EXERCISE PROMPT:
The whole listing that follows, pictures excepted, should be printed again exactly as given.

DATASET RECORDS:

........

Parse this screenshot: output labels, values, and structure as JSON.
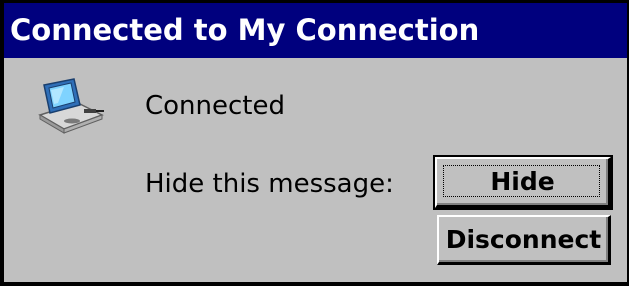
{
  "window": {
    "title": "Connected to My Connection"
  },
  "status": {
    "icon": "network-connection-icon",
    "text": "Connected"
  },
  "hide_prompt": {
    "text": "Hide this message:"
  },
  "buttons": {
    "hide_label": "Hide",
    "disconnect_label": "Disconnect"
  },
  "colors": {
    "titlebar": "#00007e",
    "window_bg": "#c0c0c0",
    "title_text": "#ffffff"
  }
}
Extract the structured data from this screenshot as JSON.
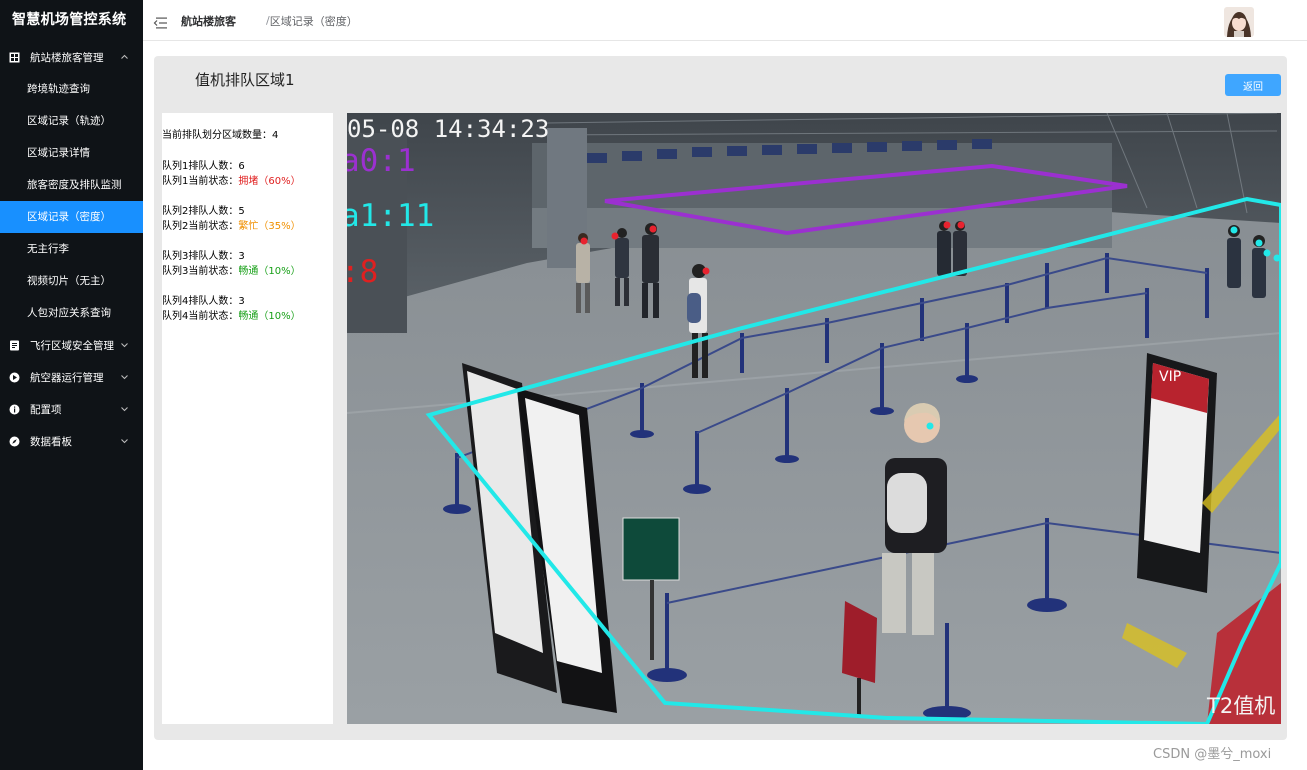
{
  "sidebar": {
    "app_title": "智慧机场管控系统",
    "groups": [
      {
        "label": "航站楼旅客管理",
        "icon": "grid-icon",
        "expanded": true,
        "items": [
          {
            "label": "跨境轨迹查询"
          },
          {
            "label": "区域记录（轨迹）"
          },
          {
            "label": "区域记录详情"
          },
          {
            "label": "旅客密度及排队监测"
          },
          {
            "label": "区域记录（密度）",
            "active": true
          },
          {
            "label": "无主行李"
          },
          {
            "label": "视频切片（无主）"
          },
          {
            "label": "人包对应关系查询"
          }
        ]
      },
      {
        "label": "飞行区域安全管理",
        "icon": "document-icon",
        "expanded": false
      },
      {
        "label": "航空器运行管理",
        "icon": "play-icon",
        "expanded": false
      },
      {
        "label": "配置项",
        "icon": "info-icon",
        "expanded": false
      },
      {
        "label": "数据看板",
        "icon": "compass-icon",
        "expanded": false
      }
    ]
  },
  "header": {
    "breadcrumb": [
      "航站楼旅客",
      "区域记录（密度）"
    ],
    "breadcrumb_separator": "/"
  },
  "main": {
    "title": "值机排队区域1",
    "back_button": "返回",
    "summary": {
      "label": "当前排队划分区域数量：",
      "value": "4"
    },
    "queues": [
      {
        "count_label": "队列1排队人数：",
        "count": "6",
        "status_label": "队列1当前状态：",
        "status": "拥堵（60%）",
        "status_color": "#e02020"
      },
      {
        "count_label": "队列2排队人数：",
        "count": "5",
        "status_label": "队列2当前状态：",
        "status": "繁忙（35%）",
        "status_color": "#f09000"
      },
      {
        "count_label": "队列3排队人数：",
        "count": "3",
        "status_label": "队列3当前状态：",
        "status": "畅通（10%）",
        "status_color": "#18a018"
      },
      {
        "count_label": "队列4排队人数：",
        "count": "3",
        "status_label": "队列4当前状态：",
        "status": "畅通（10%）",
        "status_color": "#18a018"
      }
    ],
    "camera": {
      "timestamp": "05-08 14:34:23",
      "area_labels": [
        "a0:1",
        "a1:11",
        ":8"
      ],
      "area_colors": [
        "#9b30d0",
        "#22e8e8",
        "#e02020"
      ],
      "location_label": "T2值机",
      "vip_sign": "VIP"
    }
  },
  "watermark": "CSDN @墨兮_moxi",
  "colors": {
    "sidebar_bg": "#0f1317",
    "active_item": "#1890ff",
    "button": "#3fa6ff",
    "main_bg": "#e8e8e8"
  }
}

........

EXPECTED OUTPUT:
Parse this screenshot: output labels, values, and structure as JSON.
{
  "window": {
    "title": "Connected to My Connection"
  },
  "status": {
    "icon": "network-connection-icon",
    "text": "Connected"
  },
  "hide_prompt": {
    "text": "Hide this message:"
  },
  "buttons": {
    "hide_label": "Hide",
    "disconnect_label": "Disconnect"
  },
  "colors": {
    "titlebar": "#00007e",
    "window_bg": "#c0c0c0",
    "title_text": "#ffffff"
  }
}
Extract the structured data from this screenshot as JSON.
{
  "sidebar": {
    "app_title": "智慧机场管控系统",
    "groups": [
      {
        "label": "航站楼旅客管理",
        "icon": "grid-icon",
        "expanded": true,
        "items": [
          {
            "label": "跨境轨迹查询"
          },
          {
            "label": "区域记录（轨迹）"
          },
          {
            "label": "区域记录详情"
          },
          {
            "label": "旅客密度及排队监测"
          },
          {
            "label": "区域记录（密度）",
            "active": true
          },
          {
            "label": "无主行李"
          },
          {
            "label": "视频切片（无主）"
          },
          {
            "label": "人包对应关系查询"
          }
        ]
      },
      {
        "label": "飞行区域安全管理",
        "icon": "document-icon",
        "expanded": false
      },
      {
        "label": "航空器运行管理",
        "icon": "play-icon",
        "expanded": false
      },
      {
        "label": "配置项",
        "icon": "info-icon",
        "expanded": false
      },
      {
        "label": "数据看板",
        "icon": "compass-icon",
        "expanded": false
      }
    ]
  },
  "header": {
    "breadcrumb": [
      "航站楼旅客",
      "区域记录（密度）"
    ],
    "breadcrumb_separator": "/"
  },
  "main": {
    "title": "值机排队区域1",
    "back_button": "返回",
    "summary": {
      "label": "当前排队划分区域数量：",
      "value": "4"
    },
    "queues": [
      {
        "count_label": "队列1排队人数：",
        "count": "6",
        "status_label": "队列1当前状态：",
        "status": "拥堵（60%）",
        "status_color": "#e02020"
      },
      {
        "count_label": "队列2排队人数：",
        "count": "5",
        "status_label": "队列2当前状态：",
        "status": "繁忙（35%）",
        "status_color": "#f09000"
      },
      {
        "count_label": "队列3排队人数：",
        "count": "3",
        "status_label": "队列3当前状态：",
        "status": "畅通（10%）",
        "status_color": "#18a018"
      },
      {
        "count_label": "队列4排队人数：",
        "count": "3",
        "status_label": "队列4当前状态：",
        "status": "畅通（10%）",
        "status_color": "#18a018"
      }
    ],
    "camera": {
      "timestamp": "05-08 14:34:23",
      "area_labels": [
        "a0:1",
        "a1:11",
        ":8"
      ],
      "area_colors": [
        "#9b30d0",
        "#22e8e8",
        "#e02020"
      ],
      "location_label": "T2值机",
      "vip_sign": "VIP"
    }
  },
  "watermark": "CSDN @墨兮_moxi",
  "colors": {
    "sidebar_bg": "#0f1317",
    "active_item": "#1890ff",
    "button": "#3fa6ff",
    "main_bg": "#e8e8e8"
  }
}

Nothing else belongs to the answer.